On Thursday 23rd November, a strange thing happened...a box mysteriously appeared in our classroom. There were also sticks. We think a caveman magically left a challenge for us. We had to collect clues and find a code to open the locked box. The caveman had left pairs of ten frames outside our classroom. We used addition to create 6 numbers. Once we had collected all the numbers we tried to open the box using the numbers in the order we found them but it didn't work. O suggested that maybe the numbers "have to be in a special order like on my mum's phone!" We all worked in teams to select the correct number cards and create a sequence to try. O said "I have put my numbers so they get smaller!" We tried this code and it didn't work.

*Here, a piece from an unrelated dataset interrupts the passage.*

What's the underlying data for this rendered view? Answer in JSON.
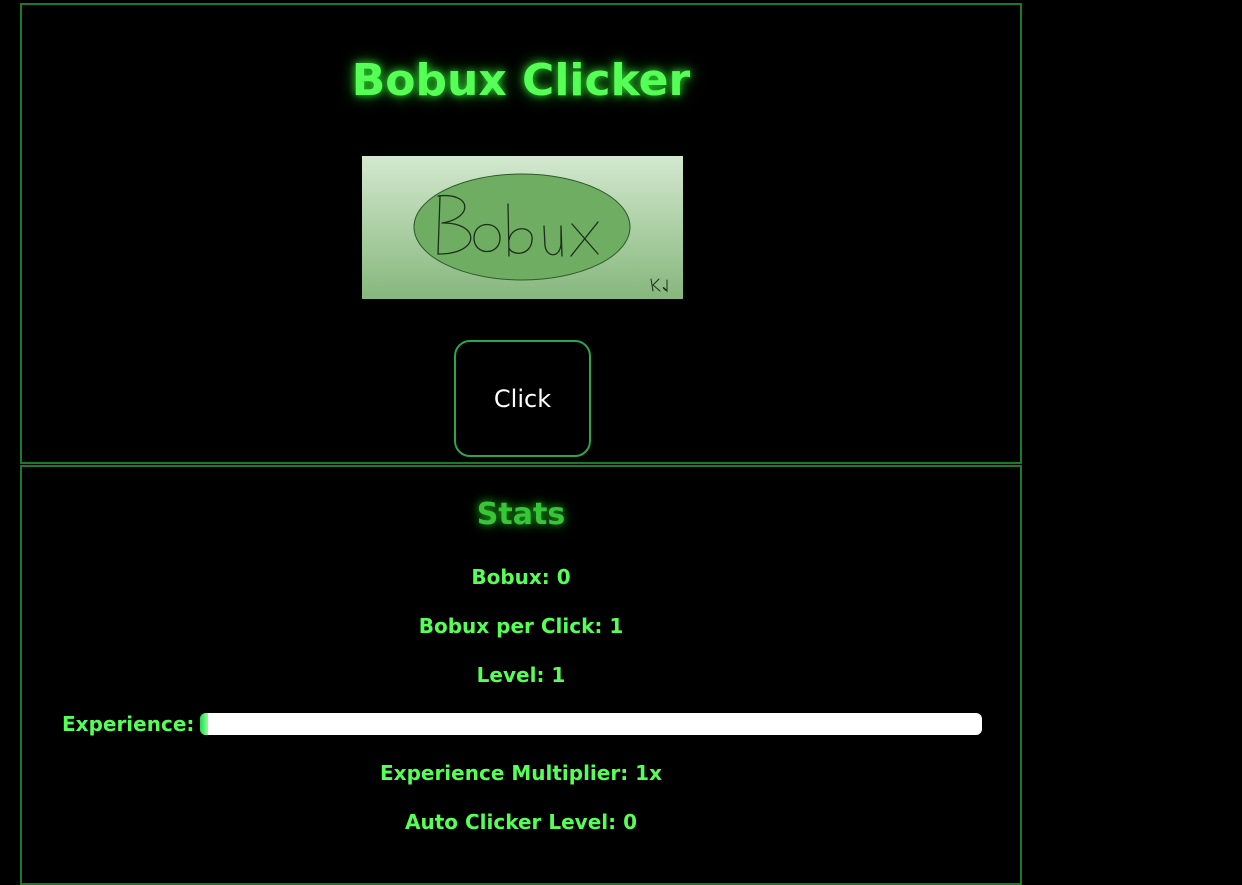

All the children then decided they would think about meaningful sequences and ordered their numbers from smallest to biggest. We all had the same code so we tried again and ... IT WORKED! Inside was a cave painting and a sweet treat! What an exciting day we had!
We started this term looking at number bonds to 10 to make sure we could remember and understand them. We did really well with this so we are now looking at number bonds to 20 and how we could work them out. We did some investigating using materials we selected ourselves.
Some children chose to use unifix. We knew we would need to have 2 sticks of ten as there are 2 tens in 20. Most children knew how to work systematically to find all the possible ways of making 20 using 2 numbers. We even asked if we could have some paper to record so we knew how many different ways there were. We are Maths Magicians!
Throughout Spring 1, year one have spent a great deal of time working on counting in steps of 2, 5 and 10. To provide a purpose for this learning we have been looking at multiples and groups of 2, 5 and 10. We have done this in a very practical way and linked to our topic of fairy tales when solving problems and reasoning.
The Problem with Chocolate!
The inventor has a problem – he wants to invent a new chocolate bar but isn’t sure how to split it up! He said his chocolate bar will be as big as a black rod. He asked the children to find out all the ways they can make the black rods ie red add red add white and so on. Children were able to use the rods to make an equivalent or equal length using other colours. We talked about how the rods needed to be the same and what other terms the children knew. They came up with equal and balanced and then learnt the new term equivalent to. We talked about the equals symbol and that this was the symbol they could use. Children investigated which Cuisenaire rods they could use to make the equivalent length to the black rod. Some children chose to record by writing down what they were doing. Some wrote “b equivalent to y+r b equals r+w+w” “Black is the same as yellow and red. We tried black and bloo but it was to big we tried yellow and red.”
After being able to understand the role of equals and being able to find equivalent values using different colours of Cuisenaire rods, we started thinking about how to make the inventor's chocolate bars fair. We decided we should make all the parts inside the chocolate bar the same. This means each part must be equal or exactly the same. We thought about how we could do this and investigated what size the parts would have to be so that they were all equal and still equivalent to the whole bar when added together. We tried this in lots of different sizes. Mrs Jones says we all did this really well and are Marvellous Mathematicians!
Some children also solved missing value problems using the Cuisenaire rods. Children had to find the colour that was missing and prove their answers before writing their own problems.